Toonaria embraces a more innocent image of yesteryear, and avoids the sleazy trappings present in modern TV, cable shows and music, without pretending that such things don’t exist. It offers a breath of fresh air for those tired of reality TV, sexually-saturated media, tired tropes and intolerance, and handles interesting topics in fun ways. Oh, and it’s silly at times. It just is. At other times, it’s thought-provoking, despite appearances. It does deal with some deep topics in subtle ways. And the games are flexible enough to enable players to focus on the sort of tone and experience they’re shooting for. Those are all things that I’m betting a good number of you feel we could use more of! Toonaria and Epic Destinies (not to mention my board and card games) aren’t kiddie games with elementary school stories (nor are my Toonarian stories)—they just don’t pander to the darker, sleazier side of modern culture.
So, Toonaria is my outlet for telling different kinds of stories, stories that may not be “cool” in the way that some think of as cool, but have a special significance and charm all of their own. They’re cool in a different way. If I do my job right, many of you will fall in love with Toonaria as my friends, family and I have over the decades. I’m tired of creating and not publishing, so now I’m doing both. If you help spread the word and back my projects on Kickstarter (or just buy them), that will help me create even more, which means we all win!
I’m working on several very cool projects currently for both Toonaria and the Cosmoverse. Both The Shadow Reaper (A story I get giddy just thinking about), and Sea of Worms will be out before too long, and I’m working very hard on other projects as well. More good stuff’s coming! That’s all for today, my friends. Don’t be silent, let me know your thoughts, and let’s chat!

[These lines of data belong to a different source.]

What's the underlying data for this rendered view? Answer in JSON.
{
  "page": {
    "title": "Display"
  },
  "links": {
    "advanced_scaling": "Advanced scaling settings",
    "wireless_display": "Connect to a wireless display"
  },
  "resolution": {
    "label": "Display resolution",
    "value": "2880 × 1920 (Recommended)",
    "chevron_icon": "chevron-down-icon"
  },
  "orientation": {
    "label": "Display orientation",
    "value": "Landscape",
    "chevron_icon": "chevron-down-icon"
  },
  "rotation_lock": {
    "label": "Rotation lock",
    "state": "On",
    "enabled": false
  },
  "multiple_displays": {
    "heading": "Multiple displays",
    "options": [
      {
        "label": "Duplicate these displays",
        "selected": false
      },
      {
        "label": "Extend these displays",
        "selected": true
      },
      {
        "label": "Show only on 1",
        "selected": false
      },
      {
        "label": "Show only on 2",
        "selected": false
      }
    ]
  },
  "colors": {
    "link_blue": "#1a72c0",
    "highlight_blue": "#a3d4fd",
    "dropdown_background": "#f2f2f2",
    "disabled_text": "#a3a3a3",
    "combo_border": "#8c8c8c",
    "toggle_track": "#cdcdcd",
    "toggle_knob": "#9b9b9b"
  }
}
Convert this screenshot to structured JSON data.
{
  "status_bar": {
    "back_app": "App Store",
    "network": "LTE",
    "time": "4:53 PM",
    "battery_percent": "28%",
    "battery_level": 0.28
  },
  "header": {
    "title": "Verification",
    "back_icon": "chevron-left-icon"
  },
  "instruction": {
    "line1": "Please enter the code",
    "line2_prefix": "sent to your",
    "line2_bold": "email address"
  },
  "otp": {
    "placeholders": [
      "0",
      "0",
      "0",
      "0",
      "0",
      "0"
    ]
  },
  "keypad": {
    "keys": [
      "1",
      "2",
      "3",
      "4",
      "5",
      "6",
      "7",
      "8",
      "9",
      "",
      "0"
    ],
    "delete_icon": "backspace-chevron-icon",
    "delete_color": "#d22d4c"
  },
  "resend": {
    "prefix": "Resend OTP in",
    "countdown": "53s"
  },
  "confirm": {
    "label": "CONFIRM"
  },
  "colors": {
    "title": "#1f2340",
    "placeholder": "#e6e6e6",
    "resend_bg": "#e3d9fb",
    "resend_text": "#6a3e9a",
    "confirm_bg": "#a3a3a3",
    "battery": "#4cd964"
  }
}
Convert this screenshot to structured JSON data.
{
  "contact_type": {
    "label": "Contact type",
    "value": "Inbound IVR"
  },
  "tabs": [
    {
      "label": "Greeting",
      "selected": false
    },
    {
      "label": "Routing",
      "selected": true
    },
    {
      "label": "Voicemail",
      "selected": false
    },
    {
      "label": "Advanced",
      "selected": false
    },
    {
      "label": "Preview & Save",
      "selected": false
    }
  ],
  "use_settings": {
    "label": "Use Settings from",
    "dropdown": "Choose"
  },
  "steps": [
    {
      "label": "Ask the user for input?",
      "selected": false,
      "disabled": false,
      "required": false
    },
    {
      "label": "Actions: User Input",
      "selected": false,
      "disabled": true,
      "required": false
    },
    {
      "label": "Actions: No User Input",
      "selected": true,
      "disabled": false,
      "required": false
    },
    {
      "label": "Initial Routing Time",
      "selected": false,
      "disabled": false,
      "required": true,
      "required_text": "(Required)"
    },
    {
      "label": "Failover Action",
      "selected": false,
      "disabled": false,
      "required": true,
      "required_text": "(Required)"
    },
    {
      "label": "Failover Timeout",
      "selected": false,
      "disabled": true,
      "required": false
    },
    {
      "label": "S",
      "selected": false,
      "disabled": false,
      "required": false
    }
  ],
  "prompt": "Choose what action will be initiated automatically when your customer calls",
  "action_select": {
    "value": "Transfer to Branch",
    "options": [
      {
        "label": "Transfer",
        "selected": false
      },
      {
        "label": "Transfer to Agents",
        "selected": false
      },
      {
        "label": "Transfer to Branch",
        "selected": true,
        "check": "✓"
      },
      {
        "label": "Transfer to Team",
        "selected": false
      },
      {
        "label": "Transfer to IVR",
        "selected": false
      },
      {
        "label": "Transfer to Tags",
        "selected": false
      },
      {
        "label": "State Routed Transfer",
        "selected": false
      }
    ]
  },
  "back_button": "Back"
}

Till next week (when I write a shorter post!), remember that every day’s a gift, and every dream worth dreaming is one worth planning for—and working hard at. If you don’t have a dream, I encourage you to think up a good one, or stand with another and share theirs. Cheers!